West Side Story (2021)
Directed by Steven Spielberg
Full disclosure: I haven’t seen the original 1961 “West Side Story” since I was young, because I remember disliking most of the songs. As I watched Steven Spielberg’s updated 2021 adaptation, I felt the same way. While the singing is commendable, the songs themselves were a little too…Sondheim. I know, I know. Blasphemy. But I’ll be rooting for “West Side Story” to take home the Academy Award for Best Picture—like the original did 60 years ago—because, despite being cool on the songs, the rest of the movie is a powder-keg of cinematic excitement.
When a Puerto Rican gang called the Sharks catches the rival Jets gang (made up of White Americans) smearing paint on a Puerto Rican mural, the tensions that had been boiling will finally begin to boil over. But when Tony (Ansel Elgort)—a Jet who was recently released from jail—catches feelings for a Puerto Rican girl named Maria (Rachel Zegler) who is also the sister of the Sharks’ leader Bernardo (David Alvarez), he tries to convince Riff (Mike Faist) and the other Jets to call off the big rumble. Why can’t we all just get along, you can almost hear him plead. Bernardo’s girlfriend Anita (Ariana DeBose), who has become a loyal friend to Maria, is caught in the middle. Meanwhile, the threat of police breaking up the gang war lurks around every corner.

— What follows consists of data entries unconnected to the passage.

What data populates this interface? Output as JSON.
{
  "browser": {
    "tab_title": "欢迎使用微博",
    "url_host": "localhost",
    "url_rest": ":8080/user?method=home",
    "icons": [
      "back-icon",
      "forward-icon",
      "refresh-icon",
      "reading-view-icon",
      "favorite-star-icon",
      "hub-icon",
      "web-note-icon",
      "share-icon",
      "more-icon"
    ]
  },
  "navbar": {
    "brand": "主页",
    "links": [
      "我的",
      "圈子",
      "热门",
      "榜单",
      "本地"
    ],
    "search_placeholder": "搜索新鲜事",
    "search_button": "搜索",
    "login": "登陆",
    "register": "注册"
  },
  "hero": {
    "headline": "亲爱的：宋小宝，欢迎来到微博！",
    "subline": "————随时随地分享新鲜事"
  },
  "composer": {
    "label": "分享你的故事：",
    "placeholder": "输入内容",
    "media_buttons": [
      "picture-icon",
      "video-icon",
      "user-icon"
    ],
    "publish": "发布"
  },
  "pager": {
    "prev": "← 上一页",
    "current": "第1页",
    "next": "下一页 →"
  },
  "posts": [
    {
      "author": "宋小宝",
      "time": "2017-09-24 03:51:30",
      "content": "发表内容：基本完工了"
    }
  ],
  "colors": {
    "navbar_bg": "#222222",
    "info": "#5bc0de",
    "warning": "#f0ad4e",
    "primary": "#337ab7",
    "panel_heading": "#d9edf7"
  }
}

Last year was a year of great musicals. “West Side Story” and “In the Heights” were bound by destiny to release the same year. Both are about the Puerto Rican experience in New York City, and both embrace a larger-than-life view of what song-and-dance choreography can look like. These movies take place in a world where dancing can shut down pools and literally stop traffic. “In the Heights” was not the first movie I had seen in theaters since the start of COVID, but it was the first one that reminded me what I had been missing watching movies at home. “West Side Story” is similar in that way. It’s why Steven Spielberg refused to stream the movie until it had been in theaters for three full months (okay, another disclosure…I did wait until it was on HBO Max to see this).
Ariana DeBose is contending for the same Oscar that Rita Moreno won sixty years ago for the role of Anita. DeBose is spectacular. If she wins (and it’s likely, at this point), she’d be the first actress to win an Oscar for playing a role that already won someone else an Oscar. This has happened a few times in the male categories. DeBose may be the only Oscar nominee from the cast, but she’s not alone in her greatness. Rachel Zegler—who, at 16, beat out 30,000 applicants for the role of Maria—won the Golden Globe for Best Actress in a Comedy/Musical. This was her first movie role, but you can hardly tell. Another rising star—he’s appeared in a few small movies, but nothing like this—is Mike Faist, who’s a terrific Riff. I had heard positive reactions about some of the performances, but Faist was a big surprise.
The look of “West Side Story” is unmatched. It paints a picture of mid-century New York that looks both intentionally theatrical and entirely believable. I’d say I want to live in it, if it wasn’t so violent and run-down. Steven Spielberg makes the kind of movies I hope never dies out. He takes the backhanded compliment “crowd-pleaser” and fully embraces it, without forgetting about all the technical details that other crowd-pleasers skip over. The fact that it bombed at the box office is another story entirely, one most likely rooted in COVID fears and the fact that people couldn’t find time to see a three-hour movie in theaters. Regardless, I hope people who see it now realize what they missed. I know I do.